**What you will do**:
Every line of the following records that includes "screenshot" should be copied.

**Items from an interface collection**:

- - -

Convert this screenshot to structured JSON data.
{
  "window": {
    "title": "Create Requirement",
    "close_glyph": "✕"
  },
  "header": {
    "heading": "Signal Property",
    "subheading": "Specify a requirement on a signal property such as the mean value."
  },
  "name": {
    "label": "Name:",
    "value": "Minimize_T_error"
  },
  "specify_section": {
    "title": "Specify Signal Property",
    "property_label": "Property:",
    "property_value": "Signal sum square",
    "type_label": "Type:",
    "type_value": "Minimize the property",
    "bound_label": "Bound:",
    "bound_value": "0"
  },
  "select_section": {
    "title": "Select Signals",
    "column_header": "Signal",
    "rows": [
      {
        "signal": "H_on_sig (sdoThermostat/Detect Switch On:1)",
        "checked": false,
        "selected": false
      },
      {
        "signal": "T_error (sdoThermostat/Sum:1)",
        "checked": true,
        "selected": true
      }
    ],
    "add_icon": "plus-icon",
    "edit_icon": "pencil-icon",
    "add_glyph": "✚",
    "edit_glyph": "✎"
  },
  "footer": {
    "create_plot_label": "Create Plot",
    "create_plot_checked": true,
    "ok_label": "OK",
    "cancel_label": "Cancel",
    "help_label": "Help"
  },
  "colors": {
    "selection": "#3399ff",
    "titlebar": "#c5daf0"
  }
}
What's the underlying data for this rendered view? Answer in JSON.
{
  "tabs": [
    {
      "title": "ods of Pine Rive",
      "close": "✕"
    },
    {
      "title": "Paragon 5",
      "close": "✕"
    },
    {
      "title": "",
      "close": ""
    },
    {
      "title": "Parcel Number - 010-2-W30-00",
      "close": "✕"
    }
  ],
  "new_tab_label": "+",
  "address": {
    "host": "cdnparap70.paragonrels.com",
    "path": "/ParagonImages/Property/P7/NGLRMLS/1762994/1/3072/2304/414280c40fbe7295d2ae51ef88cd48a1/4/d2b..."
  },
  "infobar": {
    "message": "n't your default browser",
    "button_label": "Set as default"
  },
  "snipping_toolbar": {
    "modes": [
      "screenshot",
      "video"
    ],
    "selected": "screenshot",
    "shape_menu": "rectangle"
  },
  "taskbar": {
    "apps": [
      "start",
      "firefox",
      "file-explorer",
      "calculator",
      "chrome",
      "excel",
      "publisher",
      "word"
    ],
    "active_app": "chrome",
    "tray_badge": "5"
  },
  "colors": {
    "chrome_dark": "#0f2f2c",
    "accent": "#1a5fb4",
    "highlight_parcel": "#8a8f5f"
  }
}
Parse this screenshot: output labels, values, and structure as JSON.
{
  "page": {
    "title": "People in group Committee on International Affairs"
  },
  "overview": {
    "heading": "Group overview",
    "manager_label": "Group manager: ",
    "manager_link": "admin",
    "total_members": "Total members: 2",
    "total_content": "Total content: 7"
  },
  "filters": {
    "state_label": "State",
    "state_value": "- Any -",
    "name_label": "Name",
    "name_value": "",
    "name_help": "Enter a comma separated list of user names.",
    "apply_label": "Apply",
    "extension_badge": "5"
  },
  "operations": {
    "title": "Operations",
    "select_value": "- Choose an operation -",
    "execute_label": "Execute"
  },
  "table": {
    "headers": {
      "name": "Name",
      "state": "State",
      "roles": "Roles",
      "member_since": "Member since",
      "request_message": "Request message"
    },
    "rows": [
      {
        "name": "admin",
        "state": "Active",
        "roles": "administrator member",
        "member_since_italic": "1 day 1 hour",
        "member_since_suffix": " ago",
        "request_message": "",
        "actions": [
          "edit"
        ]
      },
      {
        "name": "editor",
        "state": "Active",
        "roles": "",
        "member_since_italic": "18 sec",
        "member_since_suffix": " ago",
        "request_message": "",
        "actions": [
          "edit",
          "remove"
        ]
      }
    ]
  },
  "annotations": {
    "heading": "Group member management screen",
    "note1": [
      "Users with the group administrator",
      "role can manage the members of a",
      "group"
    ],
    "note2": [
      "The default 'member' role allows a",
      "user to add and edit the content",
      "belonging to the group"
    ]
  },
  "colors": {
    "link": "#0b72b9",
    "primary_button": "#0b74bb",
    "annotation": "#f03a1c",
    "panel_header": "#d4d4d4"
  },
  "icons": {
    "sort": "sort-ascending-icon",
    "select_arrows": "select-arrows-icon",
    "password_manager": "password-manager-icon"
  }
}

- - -

**Reply**:
Convert this screenshot to structured JSON data.
      "screenshot",
    "selected": "screenshot",
Parse this screenshot: output labels, values, and structure as JSON.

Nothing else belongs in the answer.